* PROMPT
Print out each record, keeping it identical to the original.

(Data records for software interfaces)
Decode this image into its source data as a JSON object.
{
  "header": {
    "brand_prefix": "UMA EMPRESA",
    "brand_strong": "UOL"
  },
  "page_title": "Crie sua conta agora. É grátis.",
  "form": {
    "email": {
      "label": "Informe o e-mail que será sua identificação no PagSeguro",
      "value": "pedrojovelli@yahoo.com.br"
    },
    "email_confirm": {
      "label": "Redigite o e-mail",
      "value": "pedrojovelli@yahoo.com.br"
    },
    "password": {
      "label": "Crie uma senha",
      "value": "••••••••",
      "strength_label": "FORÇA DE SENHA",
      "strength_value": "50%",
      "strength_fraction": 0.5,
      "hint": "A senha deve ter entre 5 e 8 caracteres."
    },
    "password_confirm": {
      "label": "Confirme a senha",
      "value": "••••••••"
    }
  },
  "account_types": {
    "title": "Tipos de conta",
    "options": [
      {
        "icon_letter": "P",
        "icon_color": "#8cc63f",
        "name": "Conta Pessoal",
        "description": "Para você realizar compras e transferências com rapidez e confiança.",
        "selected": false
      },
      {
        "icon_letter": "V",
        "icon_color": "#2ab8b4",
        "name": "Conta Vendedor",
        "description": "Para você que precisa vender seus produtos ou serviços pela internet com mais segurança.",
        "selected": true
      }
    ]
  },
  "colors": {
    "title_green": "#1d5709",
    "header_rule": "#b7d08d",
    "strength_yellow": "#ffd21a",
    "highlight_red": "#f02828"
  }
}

* ANSWER BELOW
Decode this image into its source data as a JSON object.
{
  "header": {
    "brand_prefix": "UMA EMPRESA",
    "brand_strong": "UOL"
  },
  "page_title": "Crie sua conta agora. É grátis.",
  "form": {
    "email": {
      "label": "Informe o e-mail que será sua identificação no PagSeguro",
      "value": "pedrojovelli@yahoo.com.br"
    },
    "email_confirm": {
      "label": "Redigite o e-mail",
      "value": "pedrojovelli@yahoo.com.br"
    },
    "password": {
      "label": "Crie uma senha",
      "value": "••••••••",
      "strength_label": "FORÇA DE SENHA",
      "strength_value": "50%",
      "strength_fraction": 0.5,
      "hint": "A senha deve ter entre 5 e 8 caracteres."
    },
    "password_confirm": {
      "label": "Confirme a senha",
      "value": "••••••••"
    }
  },
  "account_types": {
    "title": "Tipos de conta",
    "options": [
      {
        "icon_letter": "P",
        "icon_color": "#8cc63f",
        "name": "Conta Pessoal",
        "description": "Para você realizar compras e transferências com rapidez e confiança.",
        "selected": false
      },
      {
        "icon_letter": "V",
        "icon_color": "#2ab8b4",
        "name": "Conta Vendedor",
        "description": "Para você que precisa vender seus produtos ou serviços pela internet com mais segurança.",
        "selected": true
      }
    ]
  },
  "colors": {
    "title_green": "#1d5709",
    "header_rule": "#b7d08d",
    "strength_yellow": "#ffd21a",
    "highlight_red": "#f02828"
  }
}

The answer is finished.